* [ABOUT THIS TASK]: Every line in the data below that has the word "digit" should be returned.

* [DATA TO USE]:
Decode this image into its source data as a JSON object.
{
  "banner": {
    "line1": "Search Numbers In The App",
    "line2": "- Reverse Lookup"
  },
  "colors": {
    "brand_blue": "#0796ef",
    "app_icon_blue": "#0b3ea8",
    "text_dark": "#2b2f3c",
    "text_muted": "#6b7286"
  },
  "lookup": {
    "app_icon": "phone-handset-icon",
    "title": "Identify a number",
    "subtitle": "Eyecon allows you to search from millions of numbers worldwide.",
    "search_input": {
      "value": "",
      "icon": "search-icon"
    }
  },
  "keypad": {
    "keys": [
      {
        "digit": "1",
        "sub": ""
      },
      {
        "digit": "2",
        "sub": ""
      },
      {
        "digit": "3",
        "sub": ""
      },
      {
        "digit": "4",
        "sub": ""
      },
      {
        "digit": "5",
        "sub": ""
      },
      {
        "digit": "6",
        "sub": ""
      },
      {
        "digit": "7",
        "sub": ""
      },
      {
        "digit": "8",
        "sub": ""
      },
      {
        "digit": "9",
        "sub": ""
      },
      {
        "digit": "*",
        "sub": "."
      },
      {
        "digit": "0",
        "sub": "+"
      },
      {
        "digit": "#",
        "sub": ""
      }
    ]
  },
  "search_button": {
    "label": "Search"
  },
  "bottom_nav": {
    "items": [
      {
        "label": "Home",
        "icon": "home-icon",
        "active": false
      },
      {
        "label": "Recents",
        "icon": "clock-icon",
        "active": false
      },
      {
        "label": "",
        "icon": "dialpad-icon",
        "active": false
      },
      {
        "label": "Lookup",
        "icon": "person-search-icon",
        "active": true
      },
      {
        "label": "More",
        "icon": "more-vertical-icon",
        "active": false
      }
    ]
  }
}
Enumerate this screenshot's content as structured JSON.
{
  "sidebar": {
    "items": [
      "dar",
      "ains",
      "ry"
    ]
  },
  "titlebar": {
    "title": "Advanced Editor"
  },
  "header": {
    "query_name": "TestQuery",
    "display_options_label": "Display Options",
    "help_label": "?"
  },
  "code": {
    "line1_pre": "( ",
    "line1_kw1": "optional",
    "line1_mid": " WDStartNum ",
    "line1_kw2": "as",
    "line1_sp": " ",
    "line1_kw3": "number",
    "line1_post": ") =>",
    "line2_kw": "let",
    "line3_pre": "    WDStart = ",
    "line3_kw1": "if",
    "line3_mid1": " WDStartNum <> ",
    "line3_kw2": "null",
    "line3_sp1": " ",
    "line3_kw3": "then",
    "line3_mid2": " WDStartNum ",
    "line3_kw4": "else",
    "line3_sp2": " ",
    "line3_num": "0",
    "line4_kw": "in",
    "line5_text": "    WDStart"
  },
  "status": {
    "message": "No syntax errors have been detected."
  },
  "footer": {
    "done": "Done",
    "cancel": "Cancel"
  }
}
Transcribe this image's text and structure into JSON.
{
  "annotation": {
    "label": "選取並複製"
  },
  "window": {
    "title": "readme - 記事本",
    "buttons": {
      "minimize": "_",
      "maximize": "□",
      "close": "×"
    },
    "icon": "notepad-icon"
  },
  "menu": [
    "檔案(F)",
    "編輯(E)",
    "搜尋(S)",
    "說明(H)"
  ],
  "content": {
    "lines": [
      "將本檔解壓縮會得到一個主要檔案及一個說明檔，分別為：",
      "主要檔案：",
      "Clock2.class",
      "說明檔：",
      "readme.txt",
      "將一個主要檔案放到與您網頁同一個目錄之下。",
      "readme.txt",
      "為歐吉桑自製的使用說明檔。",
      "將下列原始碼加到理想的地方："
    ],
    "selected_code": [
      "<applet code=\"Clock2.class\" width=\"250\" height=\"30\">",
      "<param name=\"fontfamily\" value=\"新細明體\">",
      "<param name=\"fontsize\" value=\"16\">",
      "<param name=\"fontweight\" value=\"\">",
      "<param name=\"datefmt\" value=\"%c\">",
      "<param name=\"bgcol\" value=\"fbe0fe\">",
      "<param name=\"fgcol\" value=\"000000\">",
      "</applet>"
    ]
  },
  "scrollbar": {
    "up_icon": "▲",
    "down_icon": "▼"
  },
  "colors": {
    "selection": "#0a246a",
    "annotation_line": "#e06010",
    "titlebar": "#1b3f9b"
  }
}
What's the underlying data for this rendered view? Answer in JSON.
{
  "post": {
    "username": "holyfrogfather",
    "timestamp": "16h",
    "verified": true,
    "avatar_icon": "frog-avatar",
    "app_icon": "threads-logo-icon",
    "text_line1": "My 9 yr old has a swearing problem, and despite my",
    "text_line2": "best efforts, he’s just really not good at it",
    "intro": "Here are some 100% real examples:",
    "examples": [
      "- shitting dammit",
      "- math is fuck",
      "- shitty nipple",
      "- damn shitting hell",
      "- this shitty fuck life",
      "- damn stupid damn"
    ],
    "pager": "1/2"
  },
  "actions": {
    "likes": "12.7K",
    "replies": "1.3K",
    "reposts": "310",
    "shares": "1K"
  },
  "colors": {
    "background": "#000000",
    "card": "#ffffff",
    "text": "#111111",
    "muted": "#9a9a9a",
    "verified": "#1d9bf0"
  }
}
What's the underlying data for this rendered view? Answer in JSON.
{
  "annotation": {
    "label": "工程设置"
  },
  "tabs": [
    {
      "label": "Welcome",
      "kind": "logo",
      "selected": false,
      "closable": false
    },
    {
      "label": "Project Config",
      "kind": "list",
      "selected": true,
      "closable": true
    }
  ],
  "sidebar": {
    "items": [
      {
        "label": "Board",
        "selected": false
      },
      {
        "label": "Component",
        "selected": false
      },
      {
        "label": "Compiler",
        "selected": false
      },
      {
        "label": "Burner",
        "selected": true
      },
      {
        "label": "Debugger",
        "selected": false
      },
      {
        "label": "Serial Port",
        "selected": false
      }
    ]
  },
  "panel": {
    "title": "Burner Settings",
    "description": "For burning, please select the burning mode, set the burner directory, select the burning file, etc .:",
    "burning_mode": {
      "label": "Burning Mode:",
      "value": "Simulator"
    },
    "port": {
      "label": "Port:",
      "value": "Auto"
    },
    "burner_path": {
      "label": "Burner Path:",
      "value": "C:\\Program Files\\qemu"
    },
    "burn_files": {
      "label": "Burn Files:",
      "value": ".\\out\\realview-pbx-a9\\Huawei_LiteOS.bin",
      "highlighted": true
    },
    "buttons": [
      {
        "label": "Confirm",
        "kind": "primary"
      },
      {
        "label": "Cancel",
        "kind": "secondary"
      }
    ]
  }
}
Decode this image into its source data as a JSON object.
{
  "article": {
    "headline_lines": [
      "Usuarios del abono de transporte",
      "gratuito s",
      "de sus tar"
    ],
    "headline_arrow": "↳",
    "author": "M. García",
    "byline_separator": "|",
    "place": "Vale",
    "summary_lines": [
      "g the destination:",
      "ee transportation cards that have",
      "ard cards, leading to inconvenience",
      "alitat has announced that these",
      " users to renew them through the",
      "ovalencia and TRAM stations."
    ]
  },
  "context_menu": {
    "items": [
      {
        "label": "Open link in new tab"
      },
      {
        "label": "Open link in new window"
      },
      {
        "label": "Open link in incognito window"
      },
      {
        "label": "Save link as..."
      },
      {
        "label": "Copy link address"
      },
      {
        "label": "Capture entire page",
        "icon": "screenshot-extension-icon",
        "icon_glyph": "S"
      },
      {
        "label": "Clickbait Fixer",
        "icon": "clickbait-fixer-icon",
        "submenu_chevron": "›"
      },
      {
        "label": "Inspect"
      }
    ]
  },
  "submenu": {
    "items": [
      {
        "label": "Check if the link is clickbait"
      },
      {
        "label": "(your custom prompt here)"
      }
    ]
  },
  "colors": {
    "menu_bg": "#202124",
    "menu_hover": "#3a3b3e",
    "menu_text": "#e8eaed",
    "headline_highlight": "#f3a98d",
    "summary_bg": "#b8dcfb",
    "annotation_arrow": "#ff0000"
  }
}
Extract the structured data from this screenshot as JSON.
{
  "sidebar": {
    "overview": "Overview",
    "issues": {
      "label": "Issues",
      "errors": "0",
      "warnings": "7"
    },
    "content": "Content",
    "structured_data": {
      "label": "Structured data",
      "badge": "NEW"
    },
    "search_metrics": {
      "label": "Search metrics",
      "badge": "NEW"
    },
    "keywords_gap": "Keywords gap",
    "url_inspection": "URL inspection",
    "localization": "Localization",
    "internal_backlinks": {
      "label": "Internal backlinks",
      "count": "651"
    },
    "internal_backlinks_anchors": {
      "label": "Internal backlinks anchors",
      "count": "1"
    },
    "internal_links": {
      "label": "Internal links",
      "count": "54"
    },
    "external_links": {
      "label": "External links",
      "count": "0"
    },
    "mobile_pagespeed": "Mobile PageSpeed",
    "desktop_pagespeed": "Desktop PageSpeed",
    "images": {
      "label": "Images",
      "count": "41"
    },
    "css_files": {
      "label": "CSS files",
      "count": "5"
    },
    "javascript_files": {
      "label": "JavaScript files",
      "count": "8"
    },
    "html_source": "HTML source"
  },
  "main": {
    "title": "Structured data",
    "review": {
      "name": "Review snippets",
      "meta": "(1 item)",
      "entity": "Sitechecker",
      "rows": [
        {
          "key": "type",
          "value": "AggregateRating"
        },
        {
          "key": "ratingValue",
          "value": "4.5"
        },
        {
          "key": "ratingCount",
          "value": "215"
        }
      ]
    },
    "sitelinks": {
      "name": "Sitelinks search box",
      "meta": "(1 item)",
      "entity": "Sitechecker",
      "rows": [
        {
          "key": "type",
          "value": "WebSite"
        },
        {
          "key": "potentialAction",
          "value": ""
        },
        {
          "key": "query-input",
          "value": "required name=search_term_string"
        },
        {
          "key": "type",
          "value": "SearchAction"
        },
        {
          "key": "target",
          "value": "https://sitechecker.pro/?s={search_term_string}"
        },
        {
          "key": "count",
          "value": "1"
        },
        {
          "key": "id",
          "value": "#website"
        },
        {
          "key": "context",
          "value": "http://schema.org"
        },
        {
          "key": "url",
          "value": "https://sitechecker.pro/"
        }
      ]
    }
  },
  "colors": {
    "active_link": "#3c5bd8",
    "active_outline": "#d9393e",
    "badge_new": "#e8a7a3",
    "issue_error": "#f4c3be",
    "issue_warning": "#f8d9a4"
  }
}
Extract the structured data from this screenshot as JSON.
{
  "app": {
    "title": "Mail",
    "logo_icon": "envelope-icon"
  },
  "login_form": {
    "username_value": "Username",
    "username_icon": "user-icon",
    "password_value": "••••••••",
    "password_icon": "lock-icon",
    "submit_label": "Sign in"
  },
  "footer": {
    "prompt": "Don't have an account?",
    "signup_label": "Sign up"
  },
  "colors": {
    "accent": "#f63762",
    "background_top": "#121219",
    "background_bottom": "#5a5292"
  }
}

* [ANSWER TO THIS EXERCISE]:
        "digit": "1",
        "digit": "2",
        "digit": "3",
        "digit": "4",
        "digit": "5",
        "digit": "6",
        "digit": "7",
        "digit": "8",
        "digit": "9",
        "digit": "*",
        "digit": "0",
        "digit": "#",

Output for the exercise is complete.